Bizarre condition caused deer to grow hair on its eyeballs
Bizarre condition caused deer to grow hair on its eyeballs
The deer, found in the US, had a condition called corneal dermoids (National Deer Association)

A deer in Tennessee was found stumbling through the streets with thick hair growing on both of its eyeballs.

The deer had developed a condition called corneal dermoids, wherein a benign tumour caused skin tissue to grow on the cornea – the transparent part of the eye that covers the iris and pupil.

In this case, the skin tissue produced hair follicles to grow on top of the cornea.

According to Quality Whitetails magazine, this has only ever been documented in one other case.

Sterling Daniels, a wildlife biologist at the Tennessee Wildlife Resources Agency (TWRA), told the magazine the affected deer could maybe ‘tell day from dark, but I wouldn’t think it would be able to see where it was going.’

‘I’d compare it to covering your eyes with a washcloth. You could tell day from night, but that’s about it.’

The deer also tested positive for epizootic hemorrhagic disease (EHD), which is incurable and causes the deer to suffer fever, tissue swelling and loss of fear of humans. Which is why the experts say it was wondering disorientated through a residential neighbourhood in Knoxville.

Deer developed hairy eyeballs due to bizarre rare condition
The deer had likely been born with the condition (National Deer Association)

The illness doesn’t explain why it had hair on its eyeballs but the expert’s suggestion is that it had lived with the corneal dermoids since birth.

Dr. Nicole Nemeth, an associate professor in the Department of Pathology at the Southeastern Cooperative Wildlife Disease Study unit (SCWDS) of the University of Georgia vet school, said it likely started in the womb and developed slowly.

‘We assume these to be congenital (existing at birth), so we surmised that it survived a long time with those,’ she told Quarterly Whitetails.

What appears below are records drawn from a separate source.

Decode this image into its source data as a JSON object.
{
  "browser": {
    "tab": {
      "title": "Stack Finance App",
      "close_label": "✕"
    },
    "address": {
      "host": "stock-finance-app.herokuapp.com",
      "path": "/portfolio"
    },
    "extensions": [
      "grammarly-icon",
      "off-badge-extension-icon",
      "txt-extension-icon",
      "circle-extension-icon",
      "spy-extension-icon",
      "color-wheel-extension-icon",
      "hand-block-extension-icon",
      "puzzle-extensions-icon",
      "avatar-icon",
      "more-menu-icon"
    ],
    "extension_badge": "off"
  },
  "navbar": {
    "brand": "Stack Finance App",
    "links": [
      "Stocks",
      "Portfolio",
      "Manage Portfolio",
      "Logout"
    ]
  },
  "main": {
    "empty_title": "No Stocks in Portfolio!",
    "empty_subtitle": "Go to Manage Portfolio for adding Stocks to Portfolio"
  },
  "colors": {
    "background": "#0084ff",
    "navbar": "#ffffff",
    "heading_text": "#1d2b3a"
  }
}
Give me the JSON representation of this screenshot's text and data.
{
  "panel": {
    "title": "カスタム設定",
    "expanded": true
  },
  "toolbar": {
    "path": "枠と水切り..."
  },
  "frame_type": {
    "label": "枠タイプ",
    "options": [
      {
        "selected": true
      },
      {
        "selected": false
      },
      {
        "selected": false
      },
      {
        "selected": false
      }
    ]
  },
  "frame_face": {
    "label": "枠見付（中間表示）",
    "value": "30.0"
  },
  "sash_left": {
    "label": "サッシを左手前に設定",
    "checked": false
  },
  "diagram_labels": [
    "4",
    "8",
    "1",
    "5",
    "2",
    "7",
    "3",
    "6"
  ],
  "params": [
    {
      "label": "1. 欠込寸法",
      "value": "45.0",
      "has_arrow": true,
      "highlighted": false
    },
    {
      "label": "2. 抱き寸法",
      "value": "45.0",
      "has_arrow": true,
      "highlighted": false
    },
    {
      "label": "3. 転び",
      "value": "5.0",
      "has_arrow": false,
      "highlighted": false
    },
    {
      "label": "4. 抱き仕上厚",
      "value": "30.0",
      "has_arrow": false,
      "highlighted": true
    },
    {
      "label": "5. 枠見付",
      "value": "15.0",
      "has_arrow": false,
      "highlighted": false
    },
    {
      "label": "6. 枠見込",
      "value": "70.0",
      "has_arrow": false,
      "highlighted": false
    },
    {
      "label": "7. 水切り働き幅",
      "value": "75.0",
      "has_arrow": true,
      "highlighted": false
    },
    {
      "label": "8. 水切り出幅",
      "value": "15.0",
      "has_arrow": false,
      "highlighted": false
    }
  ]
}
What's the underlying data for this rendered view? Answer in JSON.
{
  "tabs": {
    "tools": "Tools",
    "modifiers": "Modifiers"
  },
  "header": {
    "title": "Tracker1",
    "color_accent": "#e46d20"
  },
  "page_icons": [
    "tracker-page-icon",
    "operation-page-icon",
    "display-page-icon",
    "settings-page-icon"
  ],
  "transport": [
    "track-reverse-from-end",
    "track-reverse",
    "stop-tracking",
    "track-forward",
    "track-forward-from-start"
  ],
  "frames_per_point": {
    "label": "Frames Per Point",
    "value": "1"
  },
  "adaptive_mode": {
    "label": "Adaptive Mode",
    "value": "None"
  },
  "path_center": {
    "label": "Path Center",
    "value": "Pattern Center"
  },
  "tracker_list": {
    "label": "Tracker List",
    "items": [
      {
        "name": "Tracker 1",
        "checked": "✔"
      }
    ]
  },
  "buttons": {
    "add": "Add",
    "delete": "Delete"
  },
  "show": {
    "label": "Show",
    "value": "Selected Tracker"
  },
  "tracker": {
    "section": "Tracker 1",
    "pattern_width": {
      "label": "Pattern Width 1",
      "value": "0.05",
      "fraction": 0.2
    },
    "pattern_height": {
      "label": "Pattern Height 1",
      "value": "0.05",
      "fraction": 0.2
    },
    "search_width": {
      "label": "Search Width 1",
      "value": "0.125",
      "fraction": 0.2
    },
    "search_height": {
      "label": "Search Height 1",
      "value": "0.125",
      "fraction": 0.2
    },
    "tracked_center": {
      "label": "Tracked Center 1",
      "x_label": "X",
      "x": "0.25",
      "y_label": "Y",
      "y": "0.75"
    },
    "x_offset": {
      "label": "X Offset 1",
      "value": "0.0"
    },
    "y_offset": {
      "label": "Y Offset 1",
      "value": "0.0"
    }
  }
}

‘Again, assumptions, but we also assumed the dermoids developed gradually and that the deer was able to adapt to its decreasing field of vision over time. How fast they develop over time probably isn’t well known and may vary case to case.’